- 5 Worldwide Server Revenues Top $13.5 Billion in 2Q15
PHP on Apache: The Definitive Installation Guide Page 2
Since you'll need to compile the PHP software yourself (few binaries are readily available, and those are feature-limited and built with very few extensons), and since it's an Apache module, you need to have the complete Apache source tree available. If you install the Apache software using a package provided as part of your Linux distribution, it's possible you won't have the source tree, so you'll need to download it and unpack it. See the "Building Apache at Lightspeed" appendix at the end of this article.
How to Get PHP
PHP is open-source software, which means (among other things) that there are source code as well as binary versions available. As with a lot of open-source software, development on PHP is rapid enough that any attempt to put it on a CD or otherwise package it on a long-term distribution medium suffers from the "instantly stale" syndrome.
In other words, the place to get the PHP software is the Internet itself. There are multiple Web sites devoted to the PHP project, but the main one is http://www.php.net/, and most of the others are reachable from there.
There are two ways of keeping up with the PHP project as its development continues:
- Periodically download a tarball of a packaged release, or
- Keep up with the very latest developments by keeping a synchronised copy of the master sources
In order to use PHP, you're going to need to build it, which means being
familiar with the usual software development tools: a shell,
make, and so on.
The currently stable version of PHP is version 3. Its successor, version 4, is currently under development and there have been a few beta releases already. However, the version used in this column is the more wide-spread V3, and the instructions are specific to that version; they may or may not work with V4.
Getting the Most Recent Release
If you're afraid of warts and glitches that might lurk in the latest development version, updating only when a stable release is made is probably best. Of course, there are disadvantages inherent in playing it safe--such as not getting the latest bug fixes or feature additions, or the added pain of having to build the new version in a separate directory tree and then switch over from the old one to the new.
The easiest way to download a release tarball to your Linux system is to use a Web browser running on that system and visit http://www.php.net/downloads.php3, choose the appropriate package and save it. (It's not readily available in any other way; for instance, it's not accessible from the PHP site using FTP.)
Keeping Up with the Bleeding Edge
To really keep up with the very latest bug fixes (and bugs) in the
latest development version, you'll need to have access to the Internet, a CVS
client, and some development tools like
bison.
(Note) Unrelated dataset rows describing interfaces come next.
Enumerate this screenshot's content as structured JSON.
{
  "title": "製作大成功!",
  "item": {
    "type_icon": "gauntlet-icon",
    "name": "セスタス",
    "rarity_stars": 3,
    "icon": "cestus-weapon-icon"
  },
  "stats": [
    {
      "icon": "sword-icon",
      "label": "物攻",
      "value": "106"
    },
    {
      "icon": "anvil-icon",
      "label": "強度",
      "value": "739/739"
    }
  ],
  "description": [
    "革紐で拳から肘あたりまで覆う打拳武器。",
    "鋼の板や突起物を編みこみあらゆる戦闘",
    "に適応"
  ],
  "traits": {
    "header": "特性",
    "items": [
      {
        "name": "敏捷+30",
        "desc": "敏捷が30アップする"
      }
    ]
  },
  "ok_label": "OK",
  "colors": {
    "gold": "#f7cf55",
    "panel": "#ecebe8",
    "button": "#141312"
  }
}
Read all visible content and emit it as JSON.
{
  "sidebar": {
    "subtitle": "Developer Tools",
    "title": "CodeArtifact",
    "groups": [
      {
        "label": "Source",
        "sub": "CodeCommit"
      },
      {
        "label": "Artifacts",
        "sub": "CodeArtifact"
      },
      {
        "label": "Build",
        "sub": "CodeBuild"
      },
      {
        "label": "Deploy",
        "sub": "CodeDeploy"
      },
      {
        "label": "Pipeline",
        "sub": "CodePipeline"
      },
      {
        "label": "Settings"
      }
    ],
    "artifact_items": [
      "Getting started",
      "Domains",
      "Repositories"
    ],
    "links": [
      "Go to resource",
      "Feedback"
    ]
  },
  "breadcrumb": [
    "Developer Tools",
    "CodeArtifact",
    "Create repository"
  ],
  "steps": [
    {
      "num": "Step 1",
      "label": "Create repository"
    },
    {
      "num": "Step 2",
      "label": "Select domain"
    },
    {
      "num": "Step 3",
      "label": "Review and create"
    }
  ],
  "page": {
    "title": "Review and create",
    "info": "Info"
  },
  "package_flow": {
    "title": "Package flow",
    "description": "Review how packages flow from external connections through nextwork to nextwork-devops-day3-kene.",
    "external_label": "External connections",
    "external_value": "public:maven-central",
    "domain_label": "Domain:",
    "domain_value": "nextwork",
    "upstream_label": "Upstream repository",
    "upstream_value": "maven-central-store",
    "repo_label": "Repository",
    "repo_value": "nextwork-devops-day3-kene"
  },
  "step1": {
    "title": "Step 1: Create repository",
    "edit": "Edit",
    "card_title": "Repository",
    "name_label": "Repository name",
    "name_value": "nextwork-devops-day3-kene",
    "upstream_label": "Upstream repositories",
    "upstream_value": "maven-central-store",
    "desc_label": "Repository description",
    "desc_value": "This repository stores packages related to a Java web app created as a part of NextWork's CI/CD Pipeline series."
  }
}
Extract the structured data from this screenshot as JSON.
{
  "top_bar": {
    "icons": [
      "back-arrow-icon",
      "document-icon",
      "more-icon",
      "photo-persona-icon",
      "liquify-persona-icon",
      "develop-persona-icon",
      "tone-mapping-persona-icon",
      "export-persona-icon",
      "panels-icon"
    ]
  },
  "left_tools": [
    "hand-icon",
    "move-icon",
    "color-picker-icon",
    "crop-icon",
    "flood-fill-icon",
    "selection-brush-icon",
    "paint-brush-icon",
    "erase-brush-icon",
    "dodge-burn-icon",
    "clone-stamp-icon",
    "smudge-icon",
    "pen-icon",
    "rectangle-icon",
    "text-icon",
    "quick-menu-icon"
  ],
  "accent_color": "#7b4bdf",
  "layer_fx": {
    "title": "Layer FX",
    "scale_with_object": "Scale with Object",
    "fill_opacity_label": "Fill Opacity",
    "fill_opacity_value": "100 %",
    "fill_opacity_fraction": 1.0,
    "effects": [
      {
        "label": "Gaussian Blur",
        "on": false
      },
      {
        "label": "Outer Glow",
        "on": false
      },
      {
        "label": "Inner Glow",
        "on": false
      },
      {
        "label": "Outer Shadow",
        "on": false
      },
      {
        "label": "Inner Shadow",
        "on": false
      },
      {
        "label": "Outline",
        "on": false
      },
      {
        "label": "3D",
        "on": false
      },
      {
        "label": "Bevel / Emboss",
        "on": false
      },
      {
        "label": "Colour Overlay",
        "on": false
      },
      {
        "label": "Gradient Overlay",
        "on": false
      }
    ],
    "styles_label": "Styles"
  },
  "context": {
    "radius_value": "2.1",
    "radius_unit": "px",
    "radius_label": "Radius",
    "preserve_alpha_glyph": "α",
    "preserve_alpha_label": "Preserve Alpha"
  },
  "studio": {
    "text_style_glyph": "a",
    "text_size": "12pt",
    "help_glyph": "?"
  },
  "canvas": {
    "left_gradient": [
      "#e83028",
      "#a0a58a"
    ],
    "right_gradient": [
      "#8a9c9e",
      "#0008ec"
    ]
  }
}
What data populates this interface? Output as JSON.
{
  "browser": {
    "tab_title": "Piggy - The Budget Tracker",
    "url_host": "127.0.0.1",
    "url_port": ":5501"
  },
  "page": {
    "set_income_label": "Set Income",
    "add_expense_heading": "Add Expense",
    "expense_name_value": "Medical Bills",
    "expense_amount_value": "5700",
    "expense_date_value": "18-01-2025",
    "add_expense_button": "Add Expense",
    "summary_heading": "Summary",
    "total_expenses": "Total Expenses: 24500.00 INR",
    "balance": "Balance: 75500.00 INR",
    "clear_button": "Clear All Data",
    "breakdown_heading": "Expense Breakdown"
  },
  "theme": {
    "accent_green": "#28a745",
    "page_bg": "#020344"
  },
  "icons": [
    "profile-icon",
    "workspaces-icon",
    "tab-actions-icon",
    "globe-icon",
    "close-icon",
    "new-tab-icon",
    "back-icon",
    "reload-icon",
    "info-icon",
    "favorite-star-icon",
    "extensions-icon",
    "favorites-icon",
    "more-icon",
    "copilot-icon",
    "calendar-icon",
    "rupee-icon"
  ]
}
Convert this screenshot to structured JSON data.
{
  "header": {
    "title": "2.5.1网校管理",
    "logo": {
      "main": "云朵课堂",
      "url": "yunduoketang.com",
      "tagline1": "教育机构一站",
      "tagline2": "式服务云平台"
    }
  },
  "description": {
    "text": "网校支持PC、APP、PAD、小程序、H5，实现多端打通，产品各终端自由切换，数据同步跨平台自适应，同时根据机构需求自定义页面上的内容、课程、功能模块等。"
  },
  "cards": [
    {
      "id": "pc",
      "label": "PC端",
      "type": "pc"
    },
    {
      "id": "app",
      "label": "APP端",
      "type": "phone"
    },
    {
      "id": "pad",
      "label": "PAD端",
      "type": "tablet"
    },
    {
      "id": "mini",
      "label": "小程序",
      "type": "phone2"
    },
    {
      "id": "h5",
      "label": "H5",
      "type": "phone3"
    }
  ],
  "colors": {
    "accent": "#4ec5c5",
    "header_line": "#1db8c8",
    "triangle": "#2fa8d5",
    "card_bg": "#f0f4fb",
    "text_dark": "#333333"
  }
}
Just download the latest
revision of all of the sources (the latest version is called the
"HEAD") into your working directory, and then build it as though it
was extracted it from a release tarball. The following shows how:
% cvs -d :pserver:firstname.lastname@example.org:/repository login (Logging in to email@example.com) CVS password: use "phpfi" as the password % cd ./php % cvs -d :pserver:firstname.lastname@example.org:/repository checkout php3